What are “reputation risks”?
Reputation risks are any potentially harmful effects a company’s actions, behaviors, or relationships may have on its reputation. The risks come from various sources, including negative media coverage, customer complaints, and unethical business practices.
What type of impact do reputation risks have on a company?
Reputation risks have the ability to make quite a significant impact on a company. They affect the company’s ability to attract and retain customers, investors, and employees.
How do reputational risks occur?
Reputational risks occur in a number of ways; there are direct risks that occur as the result of the company’s actions, indirect risks that occur as the result of an employee’s actions, and tangential risks that occur through other parties, such as joint venture parties or suppliers. With so many avenues for reputational risk, companies must be socially responsible and environmentally conscious.
Are reputational risks foreseeable?
These risks are hidden threats that can come from multiple pathways. The hidden nature of these risks means that they can erupt from nowhere without warning. This is a huge issue because they legitimately threaten the survival of even the biggest and best-run companies.
What is adverse media and how does it pertain to reputational risks?
Adverse media is negative information about a person or company that is being reported in the media.

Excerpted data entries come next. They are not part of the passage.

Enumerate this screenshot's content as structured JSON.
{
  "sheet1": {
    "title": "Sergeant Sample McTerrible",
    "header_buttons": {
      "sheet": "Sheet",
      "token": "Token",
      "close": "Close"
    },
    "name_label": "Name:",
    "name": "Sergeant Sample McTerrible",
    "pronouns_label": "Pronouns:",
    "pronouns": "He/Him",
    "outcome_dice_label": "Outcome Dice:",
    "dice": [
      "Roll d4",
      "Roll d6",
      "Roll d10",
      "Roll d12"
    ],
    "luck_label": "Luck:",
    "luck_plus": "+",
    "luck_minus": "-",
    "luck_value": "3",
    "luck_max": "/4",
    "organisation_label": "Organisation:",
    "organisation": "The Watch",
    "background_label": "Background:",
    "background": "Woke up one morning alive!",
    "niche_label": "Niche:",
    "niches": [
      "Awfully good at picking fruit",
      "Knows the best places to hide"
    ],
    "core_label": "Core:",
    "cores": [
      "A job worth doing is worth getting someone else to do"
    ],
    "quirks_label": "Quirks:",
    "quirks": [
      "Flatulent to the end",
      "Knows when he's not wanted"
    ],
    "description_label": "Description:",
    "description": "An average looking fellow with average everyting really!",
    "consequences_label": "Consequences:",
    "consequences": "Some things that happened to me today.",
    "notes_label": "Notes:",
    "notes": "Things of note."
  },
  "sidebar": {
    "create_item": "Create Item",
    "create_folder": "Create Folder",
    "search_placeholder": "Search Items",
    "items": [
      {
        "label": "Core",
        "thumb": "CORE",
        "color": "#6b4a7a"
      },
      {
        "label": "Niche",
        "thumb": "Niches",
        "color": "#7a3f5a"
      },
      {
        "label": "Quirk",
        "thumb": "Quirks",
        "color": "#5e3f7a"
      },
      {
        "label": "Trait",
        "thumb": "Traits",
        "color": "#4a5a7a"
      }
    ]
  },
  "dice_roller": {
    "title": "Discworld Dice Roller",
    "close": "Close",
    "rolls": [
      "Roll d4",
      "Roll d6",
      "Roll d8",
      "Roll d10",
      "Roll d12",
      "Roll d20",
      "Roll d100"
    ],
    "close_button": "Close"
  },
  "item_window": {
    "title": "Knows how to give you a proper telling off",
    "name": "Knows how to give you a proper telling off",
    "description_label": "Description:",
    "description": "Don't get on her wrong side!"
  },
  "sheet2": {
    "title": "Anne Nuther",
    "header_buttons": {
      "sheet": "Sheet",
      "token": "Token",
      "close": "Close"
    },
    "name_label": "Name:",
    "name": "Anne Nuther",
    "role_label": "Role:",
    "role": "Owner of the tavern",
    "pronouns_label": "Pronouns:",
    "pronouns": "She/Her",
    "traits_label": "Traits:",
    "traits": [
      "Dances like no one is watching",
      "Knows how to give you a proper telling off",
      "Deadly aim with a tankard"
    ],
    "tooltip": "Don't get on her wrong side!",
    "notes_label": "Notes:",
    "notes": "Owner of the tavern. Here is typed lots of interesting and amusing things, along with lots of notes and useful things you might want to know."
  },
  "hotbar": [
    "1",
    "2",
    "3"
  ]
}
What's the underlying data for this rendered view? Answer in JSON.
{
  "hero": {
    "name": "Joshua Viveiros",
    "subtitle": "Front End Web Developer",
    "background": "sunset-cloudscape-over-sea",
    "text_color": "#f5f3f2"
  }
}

This media typically spreads across multiple channels, from traditional media to social media and other types of unstructured forums and outlets.
What types of adverse media are there?
The negative information from adverse media can involve a variety of things, such as financial fraud, criminal activity, and other types of misconduct. It can also include information about individuals who are on sanctions watch lists.
How can a company identify potential reputational risks?
Learning to identify possible reputational risks is essential in order to maintain a positive perception and reputation. Some ways a company can do that is by vetting any potential business partners for adverse media, money laundering, financial fraud, drug trafficking, human trafficking, financial threats, organized crime, terrorism, and other concerns. Beginning a partnership with an individual or company that has been involved in any of these activities poses a serious threat to its reputation and can even have legal ramifications.